Component data from apps and pages
..............................
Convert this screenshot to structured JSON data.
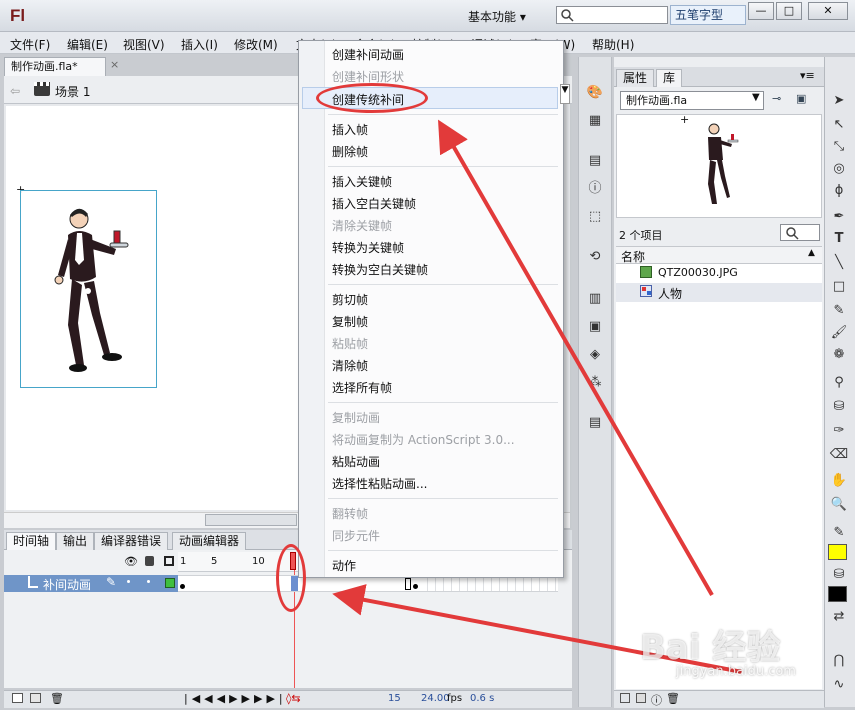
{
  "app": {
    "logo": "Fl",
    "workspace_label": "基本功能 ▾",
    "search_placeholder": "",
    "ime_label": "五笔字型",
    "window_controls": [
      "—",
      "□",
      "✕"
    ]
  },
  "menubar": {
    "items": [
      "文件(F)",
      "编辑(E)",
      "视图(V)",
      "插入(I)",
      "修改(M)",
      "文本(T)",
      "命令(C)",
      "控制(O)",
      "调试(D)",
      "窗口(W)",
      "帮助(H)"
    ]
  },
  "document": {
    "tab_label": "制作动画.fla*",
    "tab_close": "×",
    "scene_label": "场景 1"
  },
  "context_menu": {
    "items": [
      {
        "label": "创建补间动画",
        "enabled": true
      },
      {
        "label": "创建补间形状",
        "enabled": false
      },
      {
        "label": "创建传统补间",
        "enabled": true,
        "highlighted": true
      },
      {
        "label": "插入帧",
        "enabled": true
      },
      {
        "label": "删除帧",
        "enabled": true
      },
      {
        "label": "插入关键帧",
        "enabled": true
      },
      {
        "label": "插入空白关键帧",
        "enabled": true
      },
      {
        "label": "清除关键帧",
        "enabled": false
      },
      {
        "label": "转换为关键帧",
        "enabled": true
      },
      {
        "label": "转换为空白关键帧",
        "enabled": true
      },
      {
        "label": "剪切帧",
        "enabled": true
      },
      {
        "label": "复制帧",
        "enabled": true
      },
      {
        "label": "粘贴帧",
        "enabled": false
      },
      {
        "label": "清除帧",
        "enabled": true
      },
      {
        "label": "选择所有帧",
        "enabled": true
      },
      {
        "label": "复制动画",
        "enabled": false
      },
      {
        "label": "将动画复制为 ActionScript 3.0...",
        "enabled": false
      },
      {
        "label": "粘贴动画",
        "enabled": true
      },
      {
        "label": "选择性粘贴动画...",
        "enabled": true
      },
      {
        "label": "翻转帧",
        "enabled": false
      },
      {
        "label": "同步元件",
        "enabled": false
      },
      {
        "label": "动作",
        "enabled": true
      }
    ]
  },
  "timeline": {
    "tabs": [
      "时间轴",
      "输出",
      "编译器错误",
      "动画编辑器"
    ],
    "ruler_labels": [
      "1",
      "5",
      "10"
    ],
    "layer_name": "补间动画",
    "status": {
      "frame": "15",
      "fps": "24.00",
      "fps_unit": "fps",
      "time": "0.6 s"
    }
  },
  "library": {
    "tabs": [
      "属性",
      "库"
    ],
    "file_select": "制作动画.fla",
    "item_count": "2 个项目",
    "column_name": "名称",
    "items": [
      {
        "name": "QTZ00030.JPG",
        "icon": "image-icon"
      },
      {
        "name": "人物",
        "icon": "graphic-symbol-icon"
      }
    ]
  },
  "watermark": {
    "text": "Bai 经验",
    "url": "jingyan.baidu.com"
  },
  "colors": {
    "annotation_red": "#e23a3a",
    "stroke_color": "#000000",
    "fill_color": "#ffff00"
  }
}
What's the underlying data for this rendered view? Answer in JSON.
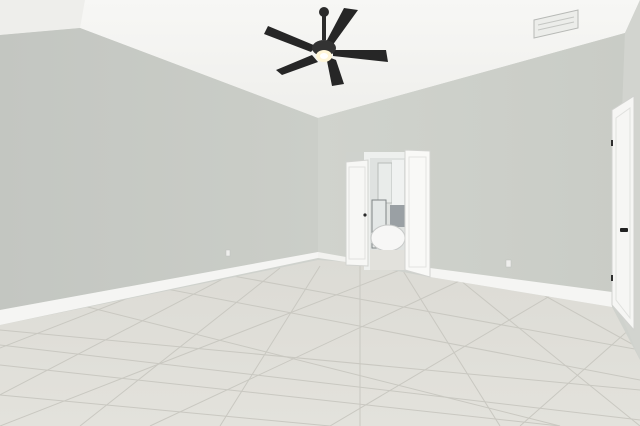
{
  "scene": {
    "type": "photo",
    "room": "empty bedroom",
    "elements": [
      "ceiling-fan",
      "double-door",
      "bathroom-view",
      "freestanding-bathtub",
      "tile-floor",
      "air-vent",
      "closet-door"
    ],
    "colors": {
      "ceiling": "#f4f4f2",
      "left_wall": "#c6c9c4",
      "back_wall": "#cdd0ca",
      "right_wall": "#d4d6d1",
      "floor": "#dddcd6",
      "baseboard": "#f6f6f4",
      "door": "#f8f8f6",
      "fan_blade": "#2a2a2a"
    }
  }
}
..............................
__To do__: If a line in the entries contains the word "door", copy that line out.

__Response to this task__:
      "double-door",
      "closet-door"
      "door": "#f8f8f6",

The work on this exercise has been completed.